* EXERCISE INSTRUCTIONS:
From the entries provided below, copy each line that contains the word "main".

* AVAILABLE DATA:
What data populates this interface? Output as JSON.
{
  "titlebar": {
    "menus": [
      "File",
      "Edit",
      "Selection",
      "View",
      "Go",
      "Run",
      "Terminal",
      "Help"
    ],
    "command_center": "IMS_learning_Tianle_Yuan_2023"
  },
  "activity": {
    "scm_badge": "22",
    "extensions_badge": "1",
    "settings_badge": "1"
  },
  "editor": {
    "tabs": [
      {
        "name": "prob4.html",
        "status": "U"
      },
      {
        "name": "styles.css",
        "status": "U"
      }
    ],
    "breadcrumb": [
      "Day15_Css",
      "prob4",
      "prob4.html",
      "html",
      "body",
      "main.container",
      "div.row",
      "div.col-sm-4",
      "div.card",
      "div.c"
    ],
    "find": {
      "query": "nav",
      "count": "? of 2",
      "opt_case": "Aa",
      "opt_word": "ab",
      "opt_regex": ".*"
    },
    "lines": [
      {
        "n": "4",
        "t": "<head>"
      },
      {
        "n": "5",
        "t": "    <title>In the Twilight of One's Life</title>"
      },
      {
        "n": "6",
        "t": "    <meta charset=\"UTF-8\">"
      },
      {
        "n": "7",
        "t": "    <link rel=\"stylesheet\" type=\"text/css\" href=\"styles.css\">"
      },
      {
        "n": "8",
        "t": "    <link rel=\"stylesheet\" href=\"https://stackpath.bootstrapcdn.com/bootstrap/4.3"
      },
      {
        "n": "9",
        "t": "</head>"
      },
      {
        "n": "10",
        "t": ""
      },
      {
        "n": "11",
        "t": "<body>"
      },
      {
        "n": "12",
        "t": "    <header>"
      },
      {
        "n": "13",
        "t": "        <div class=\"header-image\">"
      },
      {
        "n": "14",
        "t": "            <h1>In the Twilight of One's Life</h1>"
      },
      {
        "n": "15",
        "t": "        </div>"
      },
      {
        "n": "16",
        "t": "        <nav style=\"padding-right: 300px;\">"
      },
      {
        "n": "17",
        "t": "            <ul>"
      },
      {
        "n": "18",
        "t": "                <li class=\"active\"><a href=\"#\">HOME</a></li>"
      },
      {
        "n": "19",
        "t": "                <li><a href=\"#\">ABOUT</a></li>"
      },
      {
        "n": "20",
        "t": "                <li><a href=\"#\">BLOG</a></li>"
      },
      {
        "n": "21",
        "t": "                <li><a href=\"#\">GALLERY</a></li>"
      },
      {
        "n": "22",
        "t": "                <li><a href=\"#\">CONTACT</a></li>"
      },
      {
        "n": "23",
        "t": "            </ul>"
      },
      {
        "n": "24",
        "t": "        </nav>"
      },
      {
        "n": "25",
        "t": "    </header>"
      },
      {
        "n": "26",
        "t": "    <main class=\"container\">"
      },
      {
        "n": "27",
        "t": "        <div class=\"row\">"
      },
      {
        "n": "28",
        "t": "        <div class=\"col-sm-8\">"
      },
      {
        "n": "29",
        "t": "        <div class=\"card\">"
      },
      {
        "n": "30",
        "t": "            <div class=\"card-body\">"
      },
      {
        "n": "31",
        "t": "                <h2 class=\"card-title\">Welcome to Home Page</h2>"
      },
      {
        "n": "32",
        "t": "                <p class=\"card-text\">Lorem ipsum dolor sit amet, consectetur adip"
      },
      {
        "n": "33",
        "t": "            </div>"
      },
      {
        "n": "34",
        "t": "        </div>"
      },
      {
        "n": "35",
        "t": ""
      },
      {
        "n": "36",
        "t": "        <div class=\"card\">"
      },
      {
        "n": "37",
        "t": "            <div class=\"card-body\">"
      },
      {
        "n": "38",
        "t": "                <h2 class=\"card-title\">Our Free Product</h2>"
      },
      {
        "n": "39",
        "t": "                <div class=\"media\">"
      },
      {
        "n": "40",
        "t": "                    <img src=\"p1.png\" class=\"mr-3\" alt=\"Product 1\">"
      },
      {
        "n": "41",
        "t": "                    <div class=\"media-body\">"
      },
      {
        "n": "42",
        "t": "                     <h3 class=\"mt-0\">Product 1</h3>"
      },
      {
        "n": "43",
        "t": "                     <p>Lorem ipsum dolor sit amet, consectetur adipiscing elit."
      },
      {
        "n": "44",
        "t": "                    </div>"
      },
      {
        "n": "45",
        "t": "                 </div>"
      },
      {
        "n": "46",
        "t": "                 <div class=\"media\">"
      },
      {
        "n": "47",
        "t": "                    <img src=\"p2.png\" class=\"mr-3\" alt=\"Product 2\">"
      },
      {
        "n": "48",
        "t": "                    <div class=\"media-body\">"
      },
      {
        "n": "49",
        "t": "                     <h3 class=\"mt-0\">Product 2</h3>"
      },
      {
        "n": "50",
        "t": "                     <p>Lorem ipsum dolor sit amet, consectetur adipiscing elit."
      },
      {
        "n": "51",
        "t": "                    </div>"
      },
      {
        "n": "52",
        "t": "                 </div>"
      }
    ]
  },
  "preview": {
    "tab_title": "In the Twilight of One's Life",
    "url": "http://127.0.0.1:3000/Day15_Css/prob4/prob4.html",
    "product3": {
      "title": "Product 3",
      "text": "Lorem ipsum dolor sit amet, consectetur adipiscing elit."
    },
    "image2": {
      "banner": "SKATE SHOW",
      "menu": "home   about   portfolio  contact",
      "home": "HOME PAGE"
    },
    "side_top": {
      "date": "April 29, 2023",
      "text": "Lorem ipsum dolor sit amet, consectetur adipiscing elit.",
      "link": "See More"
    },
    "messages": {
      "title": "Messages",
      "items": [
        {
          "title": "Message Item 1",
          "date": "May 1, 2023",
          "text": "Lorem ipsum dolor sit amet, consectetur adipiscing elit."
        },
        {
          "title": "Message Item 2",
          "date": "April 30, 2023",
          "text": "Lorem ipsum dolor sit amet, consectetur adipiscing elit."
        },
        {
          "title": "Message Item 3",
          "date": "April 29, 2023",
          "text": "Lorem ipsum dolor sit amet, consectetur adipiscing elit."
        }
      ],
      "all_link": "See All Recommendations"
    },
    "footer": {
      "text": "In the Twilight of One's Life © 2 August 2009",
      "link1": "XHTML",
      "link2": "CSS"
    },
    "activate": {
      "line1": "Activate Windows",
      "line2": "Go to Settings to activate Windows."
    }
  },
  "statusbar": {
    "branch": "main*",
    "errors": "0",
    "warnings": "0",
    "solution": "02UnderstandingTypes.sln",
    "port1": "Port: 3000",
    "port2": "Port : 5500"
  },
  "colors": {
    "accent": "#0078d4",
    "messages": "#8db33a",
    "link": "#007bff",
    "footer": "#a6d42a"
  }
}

* RESULT OF THIS TASK:
      "main.container",
        "t": "    <main class=\"container\">"
    "branch": "main*",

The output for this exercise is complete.